When gripping the club, remember to hold it firmly but gently. A tense grip can reduce clubhead speed and negatively impact the trajectory of the golf ball. To alleviate tension, try waggling your hands before starting your swing. As you begin the downswing, maintain a calm, easy pace so you can pick up speed before hitting the ball.
Proper ball position is crucial for maximizing your drives. When taking your driver setup, ensure there is some distance between yourself and the ball so that you lower your shaft angle. Avoid being too close to the ball, as the clubface tends to rotate open, and the longer shaft of the driver makes it harder to judge clubface orientation.

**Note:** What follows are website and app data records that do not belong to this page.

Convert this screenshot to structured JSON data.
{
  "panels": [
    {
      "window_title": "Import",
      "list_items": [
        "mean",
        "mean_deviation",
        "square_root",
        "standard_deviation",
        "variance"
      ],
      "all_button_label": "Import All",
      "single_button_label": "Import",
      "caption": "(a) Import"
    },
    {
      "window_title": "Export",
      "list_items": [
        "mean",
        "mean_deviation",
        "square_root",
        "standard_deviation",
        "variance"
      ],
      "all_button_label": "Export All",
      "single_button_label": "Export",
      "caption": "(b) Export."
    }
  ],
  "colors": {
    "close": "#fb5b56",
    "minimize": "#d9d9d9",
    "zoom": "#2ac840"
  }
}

By following these tips and paying close attention to your stance, grip, swing, and ball position, you can optimize both direction and distance when driving a golf ball. Incorporate these adjustments into your technique to see improvements on the course.
Common Mistakes to Avoid

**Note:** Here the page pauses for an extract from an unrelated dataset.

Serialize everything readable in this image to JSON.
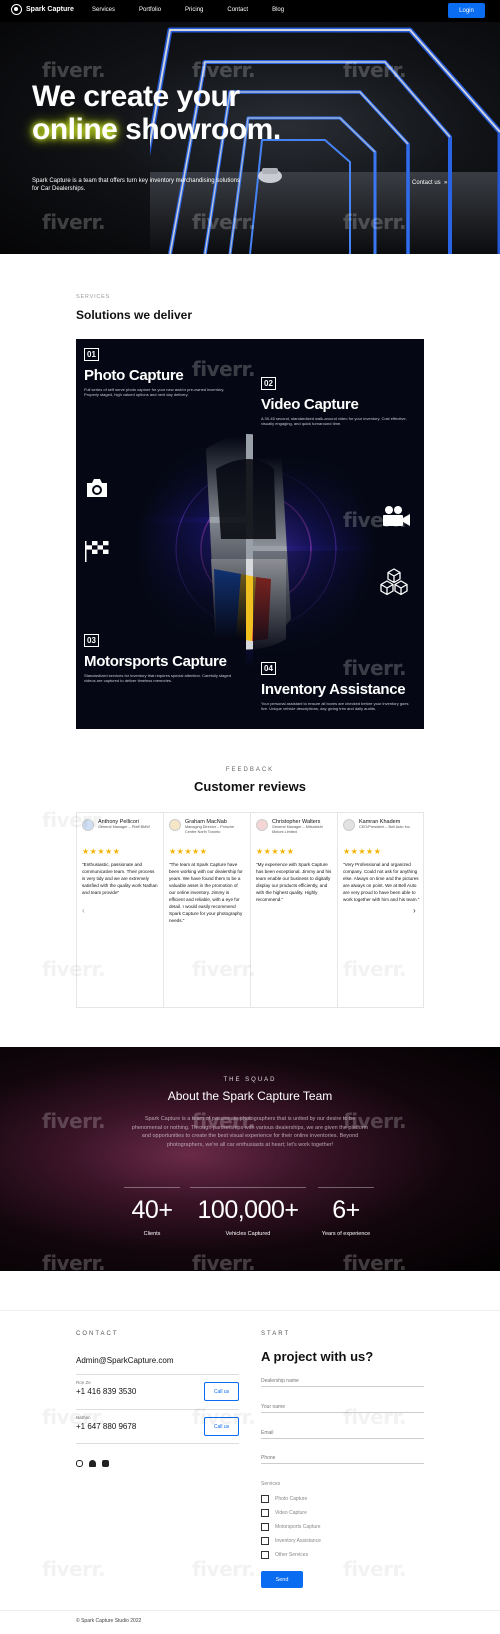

When driving a golf ball, it’s important to be mindful of common mistakes that could hinder your success. By recognizing and addressing these issues, you can improve your technique and develop a more consistent and powerful drive.
Holding the club incorrectly: The way you grip your driver plays a crucial role in the direction and distance of your shot. Ensure you have a neutral grip, as this allows for straighter drives. Your hands are your only connection to the club; thus, proper hand placement is key to success.
Not aligning properly: Proper alignment is essential to hitting a straight and accurate shot. Set up a railroad track-like alignment using alignment sticks or clubs – one pointing toward the target, and another parallel to it where your feet line up. Make sure your feet, hips, and shoulders are parallel to the alignment stick under your feet while the ball-to-target line matches the other stick.
Swinging too hard: A common misconception is to swing the club violently to attain more distance. However, this often results in a loss of control and accuracy. Focus on building power through proper technique and a smooth, controlled swing, which will ultimately lead to longer drives.
Poor body posture: Ensure your stance is balanced and correct. Stand erect with your feet shoulder-width apart and your knees slightly bent. Maintaining a stable posture throughout the swing is crucial for accuracy and consistency.
Opening the clubface: If the clubface is open at the top of your backswing, it can cause your golf ball to go right. Check the angle of the clubhead when reaching the apex of your swing to prevent this issue.
By avoiding these common mistakes, you can improve your ability to drive the golf ball successfully and add both distance and accuracy to your game. Keep practicing and never stop learning to elevate your golf skills.